GREG. Made before me, i.e. preferred before me. He comes after me, that is, He is born after me; He is made before me, that is, He is preferred to me.

CHRYS. But lest you should think this to be the result of comparison, he immediately shows it to be a superiority beyond all comparison; Whose shoe latchet I am not worthy to unloose: as if He said, He is so much before me, that I am unworthy to be numbered among the lowest of His attendants: the unloosing of the sandal being the very lowest kind of service.

AUG. To have pronounced himself worthy even of unloosing His shoe’s latchet, he would have been thinking too much of himself.

GREG. Or thus: It was a law of the old dispensation, that, if a man refused to take the woman, who of right came to him, to wife, he who by right of relationship came next to be the husband, should unloose his shoe. Now in what character did Christ appear in the world, but as Spouse of the Holy Church? John then very properly pronounced himself unworthy to unloose this shoe’s latchet: as if he said, I cannot uncover the feet of the Redeemer, for I claim not the title of spouse, which I have no right to. Or the passage may be explained in another way. We know that shoes are made out of dead animals. Our Lord then, when He came in the flesh, put on, as it were, shoes; because in His Divinity He took the flesh of our corruption, wherein we had of ourselves perished. And the latchet of the shoe, is the seal upon the mystery. John is not able to unloose the shoe’s latchet; i.e. even he cannot penetrate into the mystery of the Incarnation. So he seems to say: What wonder that He is preferred before me, Whom, being born after me, I contemplate, yet the mystery of Whose birth I comprehend not.
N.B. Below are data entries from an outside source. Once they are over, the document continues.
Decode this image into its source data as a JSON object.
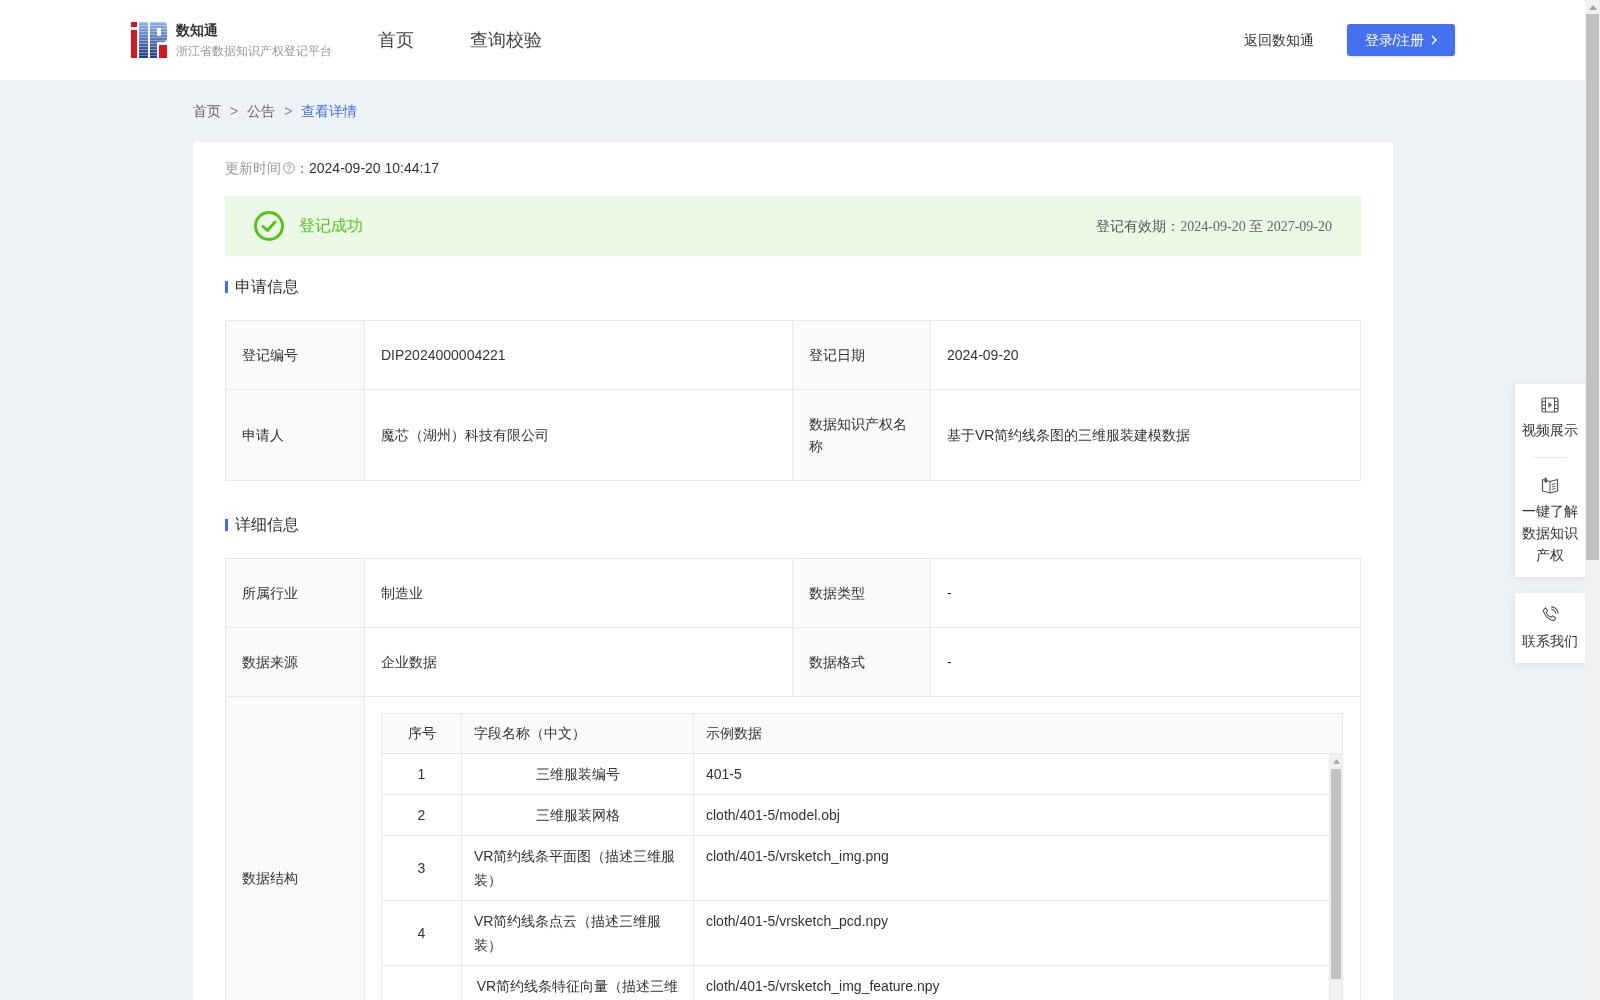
{
  "header": {
    "logo": {
      "title": "数知通",
      "subtitle": "浙江省数据知识产权登记平台"
    },
    "nav": [
      {
        "label": "首页",
        "selected": false
      },
      {
        "label": "查询校验",
        "selected": false
      }
    ],
    "back_link": "返回数知通",
    "login_button": "登录/注册"
  },
  "breadcrumb": [
    {
      "label": "首页",
      "current": false
    },
    {
      "separator": ">",
      "label": "公告",
      "current": false
    },
    {
      "separator": ">",
      "label": "查看详情",
      "current": true
    }
  ],
  "update_time": {
    "label": "更新时间",
    "colon": "：",
    "value": "2024-09-20 10:44:17"
  },
  "status_banner": {
    "label": "登记成功",
    "validity_label": "登记有效期：",
    "validity_value": "2024-09-20 至 2027-09-20"
  },
  "sections": [
    {
      "title": "申请信息",
      "rows": [
        {
          "kind": "pair",
          "fields": [
            {
              "label": "登记编号",
              "value": "DIP2024000004221"
            },
            {
              "label": "登记日期",
              "value": "2024-09-20"
            }
          ]
        },
        {
          "kind": "pair",
          "fields": [
            {
              "label": "申请人",
              "value": "魔芯（湖州）科技有限公司"
            },
            {
              "label": "数据知识产权名称",
              "value": "基于VR简约线条图的三维服装建模数据"
            }
          ]
        }
      ]
    },
    {
      "title": "详细信息",
      "rows": [
        {
          "kind": "pair",
          "fields": [
            {
              "label": "所属行业",
              "value": "制造业"
            },
            {
              "label": "数据类型",
              "value": "-"
            }
          ]
        },
        {
          "kind": "pair",
          "fields": [
            {
              "label": "数据来源",
              "value": "企业数据"
            },
            {
              "label": "数据格式",
              "value": "-"
            }
          ]
        },
        {
          "kind": "table",
          "label": "数据结构",
          "table": {
            "columns": [
              "序号",
              "字段名称（中文）",
              "示例数据"
            ],
            "rows": [
              {
                "index": "1",
                "field_name": "三维服装编号",
                "example": "401-5"
              },
              {
                "index": "2",
                "field_name": "三维服装网格",
                "example": "cloth/401-5/model.obj"
              },
              {
                "index": "3",
                "field_name": "VR简约线条平面图（描述三维服装）",
                "example": "cloth/401-5/vrsketch_img.png"
              },
              {
                "index": "4",
                "field_name": "VR简约线条点云（描述三维服装）",
                "example": "cloth/401-5/vrsketch_pcd.npy"
              },
              {
                "field_name": "VR简约线条特征向量（描述三维",
                "example": "cloth/401-5/vrsketch_img_feature.npy"
              }
            ]
          }
        }
      ]
    }
  ],
  "side_panel": [
    {
      "items": [
        {
          "kind": "video",
          "label": "视频展示"
        },
        {
          "kind": "guide",
          "label": "一键了解数据知识产权"
        }
      ]
    },
    {
      "items": [
        {
          "kind": "contact",
          "label": "联系我们"
        }
      ]
    }
  ]
}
ORIG. The place has been understood not amiss thus by a certain person; I am not of such importance, as that for my sake He should descend from this high abode, and take flesh upon Him, as it were a shoe.

CHRYS. John having preached the thing concerning Christ publicly and With becoming liberty, the Evangelist mentions the place of His preaching: These things were done in Bethany beyond Jordan, where John was baptizing. For it was in no house or corner that John preached Christ, but beyond Jordan, in the midst of a multitude, and in the presence of all whom He had baptized. Some copies read more correctly Bethabara: for Bethany was not beyond Jordan, or in the desert, but near Jerusalem.

GLOSS; Or we must suppose two Bethanies; one over Jordan, the other on this side, not far from Jerusalem, the Bethany where Lazarus was raised from the dead.

CHRYS. He mentions this too for another reason, viz. that as He was relating events which had only recently happened, He might, by a reference to the place, appeal to the testimony of those who were present and saw them.

ALCUIN. The meaning of Bethany is, house of obedience; by which it is intimated to us, that all must approach to baptism, through the obedience of faith.

ORIG. Bethabara means house of preparation; which agrees with the baptism of Him, who was making ready a people prepared for the Lord. Jordan, again, means, “their crescent.” Now what is this river but our Savior, through Whom coming into this earth all must be cleansed, in that He came down not for His own sake, but for theirs. This river it is which separates the lots given by Moses, from those given by Jesus; its streams make glad the city of God. As the serpent lies hid in the Egyptian river, so does God in this; for the Father is in the Son. Wherefore whosoever go thither to wash themselves, lay aside the reproach of Egypt, are made meet to receive the inheritance, are cleansed form leprosy, are made capable of a double portion of grace, and ready to receive the Holy Spirit; nor does the spiritual dove light upon any other river. John again baptizes beyond Jordan, as the precursor of Him Who came not to call the righteous, but sinners to repentance.

Posted in Bible, Catholic, Christ, Devotional Resources, fathers of the church, liturgy, Notes on the Gospel of John, Notes on the Lectionary, Quotes, Scripture, St Thomas Aquinas | Tagged: , , , , , , | 2 Comments »

%d bloggers like this: